Hall call - Picton Town Hall Working Group member Sarah Moran (left) chatted with Myrna Mather after an open house held on Sunday to update the public on the progress of the group. (Terry McNamee/For The Gazette)

Open house shows potential to expand use of historic building in heritage hub



It’s time for people to step up and help in order to make the creative vision for Picton’s historic town hall become a reality, and that help is needed now.

That was the core message of members of the Save Picton Town Hall Working Group’s public meeting held at the facility on Sunday, April 14.

County council has approved a proposal to turn the hall into a community space that will cater to the needs of local citizens as a place to hold meetings, classes, the arts, special events and much more, including an outdoor farmers’ market. The hall already hosts a variety of regular events, including duplicate bridge, dance classes, yoga classes and rehearsals for the local pipe band. Many more are planned.

“We’re looking for people to come on the board of management,” said working group member and former councillor Sarah Moran. “They can contact us at the web site,”

Moran said the future board will be in charge of the renovations needed to make this into a true multi-use community building. Much of the work that needs to be done is in the basement, which is currently used for storage. She said the hall will be part of a downtown “heritage hub” of historically important cultural sites which includes Picton’s Carnegie Library, the Regent Theatre, The Victory naval museum and archives and two other buildings, the Armoury and the Royal Hotel, which are currently undergoing restoration. All renovations at the hall will be in keeping with the building’s historical designation.

Moran said the key to success is to have the hall pay for itself while keeping rental rates reasonable, something she believes is absolutely doable.

Working group member and former councillor Bev Campbell said there is a deadline to be met. The township and the group must work together to create a management board by the end of May.

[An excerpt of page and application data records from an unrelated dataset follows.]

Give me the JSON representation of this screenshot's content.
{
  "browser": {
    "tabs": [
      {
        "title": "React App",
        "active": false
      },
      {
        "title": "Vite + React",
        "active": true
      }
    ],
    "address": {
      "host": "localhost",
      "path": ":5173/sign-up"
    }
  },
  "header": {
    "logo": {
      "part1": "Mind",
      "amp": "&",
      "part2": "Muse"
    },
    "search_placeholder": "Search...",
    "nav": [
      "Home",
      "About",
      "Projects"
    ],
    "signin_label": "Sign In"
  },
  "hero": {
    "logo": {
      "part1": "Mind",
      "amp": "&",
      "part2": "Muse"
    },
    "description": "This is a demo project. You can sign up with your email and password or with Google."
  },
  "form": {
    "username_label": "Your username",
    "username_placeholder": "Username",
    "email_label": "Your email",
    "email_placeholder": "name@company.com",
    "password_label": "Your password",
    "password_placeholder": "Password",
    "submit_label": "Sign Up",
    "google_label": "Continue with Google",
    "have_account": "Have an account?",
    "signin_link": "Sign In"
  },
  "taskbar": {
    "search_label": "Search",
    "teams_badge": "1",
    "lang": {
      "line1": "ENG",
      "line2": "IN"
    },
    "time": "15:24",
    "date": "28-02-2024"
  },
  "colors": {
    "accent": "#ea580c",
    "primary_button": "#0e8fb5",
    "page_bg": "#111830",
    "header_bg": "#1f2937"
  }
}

Once council approves the appointment of the board members, the board will have 18 months to secure funding and make any improvements and renovations needed for the building’s anticipated uses, which must include at least one “anchor” tenant to lease space on the lower floor.

Moran stressed that the core users, some of whom have been using this space for as long as 30 years, will still be included but with planned renovations, the hall’s used can be expanded to include many other groups and events. Already, users come from across the county, not just from Picton, and that will continue.

Campbell said the renovations are expected to cost approximately $350,000, of which $50,000 is for the upstairs hall and the rest for the lower floor. Estimated operating costs of just over $5-,000 will be covered by user fees and tenant leases.

“We’re hoping to double the actual use of the (upstairs) hall,” she said, noting that since the County only raises $5,000 annually toward the operating costs of the hall, this proposal will save the County a lot of money.

Moran and Campbell said the new board will be assisted and advised by volunteer support groups consisting of people with a wide variety of skills and abilities, and people are being sought for those groups, too. But the main emphasis right now is finding people to serve on the board of management, which must be submitted to council before its May 30 meeting. Council will approve appointments at the June 13 committee-of-the-whole meeting and that will be ratified at the June 25 council meeting.

Working group member Leslie Smail-Persaud said grant money will be sought from a variety of sources, including funding for heritage buildings, for the arts and so on. Moran added that the Farmers’ Market group, which is already in place, will be making its own applications for agricultural grants.

About 30 people attended the meeting, including Mayor Steve Ferguson and Picton councillors Phil St. Jean and Kate McNaughton.

“It’s nice to have their support today,” Smail-Persaud said.

The working group will be holding fundraisers in the coming months, and those at the meeting learned that Creative Rural Minds is kicking things off next month with Adventure PEC, a County-wide scavenger hunt. Organizer Krista Dalby said the cost is $100 for each team of four people, and the winning team will receive $500 to give to the charity or non-profit of their choice.

“My goal is to give $1,000 off the top to the Picton Town Hall,” she said. This event takes place on Saturday, May 11, and will be followed by an after party at the Town Hall from 4 to 9 p.m. More information about this event can be found online at To read more about the proposal for the Town Hall, go to and check on Facebook at